--- Problem to solve ---
Check every line below for the string "SqlServerGenerator". Copy the ones that have it.

--- Data shown ---
————————
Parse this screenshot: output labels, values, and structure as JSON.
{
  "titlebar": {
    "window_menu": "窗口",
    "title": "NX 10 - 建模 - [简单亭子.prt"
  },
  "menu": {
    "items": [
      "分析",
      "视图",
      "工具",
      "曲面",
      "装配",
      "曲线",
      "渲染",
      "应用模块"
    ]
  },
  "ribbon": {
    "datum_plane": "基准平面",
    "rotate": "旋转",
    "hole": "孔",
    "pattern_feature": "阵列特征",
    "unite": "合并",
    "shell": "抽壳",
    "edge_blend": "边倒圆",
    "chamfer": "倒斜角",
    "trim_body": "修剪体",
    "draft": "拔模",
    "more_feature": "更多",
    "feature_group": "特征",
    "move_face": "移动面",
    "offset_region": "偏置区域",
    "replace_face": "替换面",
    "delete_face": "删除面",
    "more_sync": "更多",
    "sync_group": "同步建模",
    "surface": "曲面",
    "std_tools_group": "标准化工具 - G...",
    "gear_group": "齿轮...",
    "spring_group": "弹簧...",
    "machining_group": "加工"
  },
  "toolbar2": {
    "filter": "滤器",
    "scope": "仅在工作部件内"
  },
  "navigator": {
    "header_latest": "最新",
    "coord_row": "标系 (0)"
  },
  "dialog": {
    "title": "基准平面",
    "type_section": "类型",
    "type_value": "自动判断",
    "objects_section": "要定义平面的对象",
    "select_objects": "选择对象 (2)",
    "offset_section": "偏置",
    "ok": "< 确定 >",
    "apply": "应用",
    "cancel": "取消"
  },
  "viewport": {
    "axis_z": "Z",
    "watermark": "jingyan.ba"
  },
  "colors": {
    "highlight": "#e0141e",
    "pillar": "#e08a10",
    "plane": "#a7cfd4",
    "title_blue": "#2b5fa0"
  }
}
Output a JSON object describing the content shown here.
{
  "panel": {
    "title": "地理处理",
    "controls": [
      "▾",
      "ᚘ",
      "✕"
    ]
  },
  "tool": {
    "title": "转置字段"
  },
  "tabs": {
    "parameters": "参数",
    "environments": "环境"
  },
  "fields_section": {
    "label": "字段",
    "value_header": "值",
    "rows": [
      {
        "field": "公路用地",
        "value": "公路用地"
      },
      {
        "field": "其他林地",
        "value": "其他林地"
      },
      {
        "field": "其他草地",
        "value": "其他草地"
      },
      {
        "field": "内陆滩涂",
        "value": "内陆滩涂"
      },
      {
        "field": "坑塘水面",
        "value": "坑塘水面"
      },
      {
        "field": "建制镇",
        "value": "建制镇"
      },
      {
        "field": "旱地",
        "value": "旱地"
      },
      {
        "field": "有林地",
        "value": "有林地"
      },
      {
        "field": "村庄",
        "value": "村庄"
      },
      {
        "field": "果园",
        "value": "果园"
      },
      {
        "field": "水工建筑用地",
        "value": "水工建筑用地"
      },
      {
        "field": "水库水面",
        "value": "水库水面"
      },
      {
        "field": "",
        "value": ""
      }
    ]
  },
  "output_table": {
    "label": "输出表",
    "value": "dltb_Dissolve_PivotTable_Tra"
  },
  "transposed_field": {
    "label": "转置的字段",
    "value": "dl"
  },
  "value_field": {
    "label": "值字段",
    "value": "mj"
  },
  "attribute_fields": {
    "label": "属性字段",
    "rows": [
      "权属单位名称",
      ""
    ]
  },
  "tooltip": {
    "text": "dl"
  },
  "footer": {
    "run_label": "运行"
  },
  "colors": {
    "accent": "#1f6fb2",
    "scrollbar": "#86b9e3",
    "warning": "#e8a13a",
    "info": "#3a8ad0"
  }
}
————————
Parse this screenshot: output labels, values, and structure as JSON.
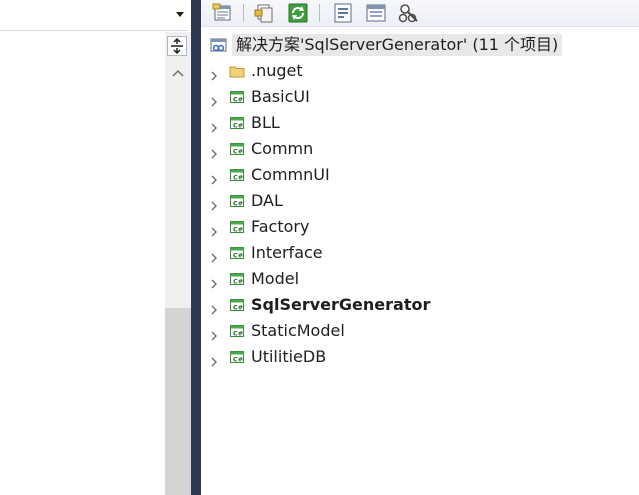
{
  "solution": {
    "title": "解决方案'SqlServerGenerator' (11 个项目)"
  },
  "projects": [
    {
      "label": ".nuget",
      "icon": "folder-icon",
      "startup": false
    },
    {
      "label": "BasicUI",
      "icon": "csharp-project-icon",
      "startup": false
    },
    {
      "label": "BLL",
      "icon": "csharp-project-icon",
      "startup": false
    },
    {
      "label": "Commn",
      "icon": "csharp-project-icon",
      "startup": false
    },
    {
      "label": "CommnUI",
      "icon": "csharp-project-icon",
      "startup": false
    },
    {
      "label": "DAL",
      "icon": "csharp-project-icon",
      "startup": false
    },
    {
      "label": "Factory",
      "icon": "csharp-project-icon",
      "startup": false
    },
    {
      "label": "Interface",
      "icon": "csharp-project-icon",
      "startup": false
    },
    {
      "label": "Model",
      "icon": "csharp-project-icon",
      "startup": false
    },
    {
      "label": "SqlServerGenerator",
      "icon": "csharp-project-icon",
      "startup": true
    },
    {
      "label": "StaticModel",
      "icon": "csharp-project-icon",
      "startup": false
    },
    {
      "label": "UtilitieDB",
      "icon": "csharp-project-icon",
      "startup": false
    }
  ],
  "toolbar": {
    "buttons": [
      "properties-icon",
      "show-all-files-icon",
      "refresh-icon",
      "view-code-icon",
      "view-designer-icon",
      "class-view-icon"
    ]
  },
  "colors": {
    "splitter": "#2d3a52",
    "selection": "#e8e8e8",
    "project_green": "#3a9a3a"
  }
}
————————
--- Response ---
    "title": "解决方案'SqlServerGenerator' (11 个项目)"
      "label": "SqlServerGenerator",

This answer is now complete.